How to Finish a Saddle Stitch by Backstitching
When you finally finish that line of stitches on your leather project, you will need to back-stitch a few stitches to help lock in the thread and prevent it from unraveling. In this short tutorial I will show you the quick and easy method to finish a stitch when sewing leather goods. If you haven’t read the Saddle Stitch Tutorial, you should go there first by clicking the link.
When ready to finish up your sewing, grab each needle in each hand.
Starting with the right hand needle feed it into the next hole going away from you. It may take a bit of work to push through depending on many factors including thickness of the leather, size of hole, thread, needle type, glue used, etc.
The left hand needle should be in front (closer to you) as the right hand needle is pushed through the leather. Form a cross with both needles.
Pull the needle all the way through until the loose tail is through, but not the entire length of thread.
Rotate the needles so that the left hand needle is ready to insert into the same hole as the previous needle.
Before pushing the needle into the hole, grab the thread from both sides.
Push the thread away from you and feed the needle just behind the thread.
As you feed the needle into the hole, pull the thread from the right hand.

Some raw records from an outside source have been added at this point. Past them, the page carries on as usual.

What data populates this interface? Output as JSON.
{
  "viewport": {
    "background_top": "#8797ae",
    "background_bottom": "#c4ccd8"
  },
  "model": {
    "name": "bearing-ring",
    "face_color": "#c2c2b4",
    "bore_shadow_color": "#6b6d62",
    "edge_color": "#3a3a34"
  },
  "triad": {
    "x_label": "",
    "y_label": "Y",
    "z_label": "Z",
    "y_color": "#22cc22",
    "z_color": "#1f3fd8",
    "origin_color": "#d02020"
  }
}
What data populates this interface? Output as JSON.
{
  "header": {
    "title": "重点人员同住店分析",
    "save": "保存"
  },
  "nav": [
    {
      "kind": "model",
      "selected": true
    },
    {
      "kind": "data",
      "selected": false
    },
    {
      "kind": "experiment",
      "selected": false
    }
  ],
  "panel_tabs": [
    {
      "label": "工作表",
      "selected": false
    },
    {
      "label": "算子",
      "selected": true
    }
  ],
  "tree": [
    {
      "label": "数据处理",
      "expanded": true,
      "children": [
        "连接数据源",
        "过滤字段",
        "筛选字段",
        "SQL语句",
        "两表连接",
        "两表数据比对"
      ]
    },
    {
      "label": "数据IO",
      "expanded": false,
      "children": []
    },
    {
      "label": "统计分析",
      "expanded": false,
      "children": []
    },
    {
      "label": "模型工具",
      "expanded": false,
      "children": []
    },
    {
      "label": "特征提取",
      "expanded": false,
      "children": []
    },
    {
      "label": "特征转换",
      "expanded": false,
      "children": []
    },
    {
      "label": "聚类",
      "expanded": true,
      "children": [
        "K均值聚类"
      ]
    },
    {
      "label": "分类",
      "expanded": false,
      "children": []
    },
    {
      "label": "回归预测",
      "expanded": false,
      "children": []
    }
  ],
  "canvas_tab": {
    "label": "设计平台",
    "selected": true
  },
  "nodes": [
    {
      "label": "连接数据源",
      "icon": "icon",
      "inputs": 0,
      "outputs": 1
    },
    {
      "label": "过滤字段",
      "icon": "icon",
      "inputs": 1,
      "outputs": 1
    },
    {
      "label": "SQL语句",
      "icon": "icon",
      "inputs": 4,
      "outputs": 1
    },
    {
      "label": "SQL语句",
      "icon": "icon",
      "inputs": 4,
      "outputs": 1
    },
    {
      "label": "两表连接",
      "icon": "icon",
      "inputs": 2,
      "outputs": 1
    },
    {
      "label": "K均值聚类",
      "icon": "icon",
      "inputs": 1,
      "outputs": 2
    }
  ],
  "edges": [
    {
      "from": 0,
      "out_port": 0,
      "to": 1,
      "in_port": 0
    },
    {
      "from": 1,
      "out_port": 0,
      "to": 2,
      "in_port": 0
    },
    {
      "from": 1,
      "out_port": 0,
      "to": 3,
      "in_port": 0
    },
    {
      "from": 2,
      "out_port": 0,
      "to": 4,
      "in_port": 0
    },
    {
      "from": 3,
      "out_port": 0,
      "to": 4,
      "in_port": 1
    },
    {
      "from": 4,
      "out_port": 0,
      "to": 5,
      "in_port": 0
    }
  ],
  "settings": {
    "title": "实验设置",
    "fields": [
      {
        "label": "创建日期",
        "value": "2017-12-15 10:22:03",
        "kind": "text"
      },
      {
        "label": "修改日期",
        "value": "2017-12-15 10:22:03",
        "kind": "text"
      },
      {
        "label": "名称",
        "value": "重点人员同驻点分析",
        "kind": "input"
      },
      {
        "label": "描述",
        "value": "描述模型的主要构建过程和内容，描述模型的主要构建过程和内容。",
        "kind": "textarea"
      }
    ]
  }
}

Pull the thread about 2 needle lengths to the right. This will assure you that the thread is not pierced on the needle. If it is, then this method will fix things quickly.
Push the needle the rest of the way through and pull the threads using your pinky fingers (not using the needles themselves for tension).
Pull until snug.
That completes one backstitch, most of the time you will only need to do one more backstitch. In which case repeat the above one more time. If you want the item to be extra secure you may opt for 3 backstitches. Go ahead and complete however many you would like before continuing. Below I have a short video showing the backstitch in practice, take a look – it may make more sense in video form:
The final step is to end both needles on one side of the project (usually the side facing inward). This helps hide the thread after you snip it. In the case above I am passing the left hand needle through the leather once more using the next hole further from me.
Pull the thread through the hole.
Pull a bit more.
Snug up the thread and grab your scissors.
Go ahead and cut the thread leaving a few millimeters on each.
Here is a very exciting photo of some snipped thread.
I find using a specific thread burning tool to be much easier to burn off the final bits. Some use a lighter, but this can accidentally singe the thread further down the line, causing weakness in the stitch.
Thread burning works great with polyester and plastic based threads such as this Ritza Tiger Thread. It will keep the ends from fraying, and if you melt the tips a bit, a small ball of hardened thread will form – making it difficult to pull through the stitch hole over time. That’s about all there is to a backstitch, if y’all have any questions, I am happy to answer them in the comment section below. I typically can respond within 24 hours. Thanks!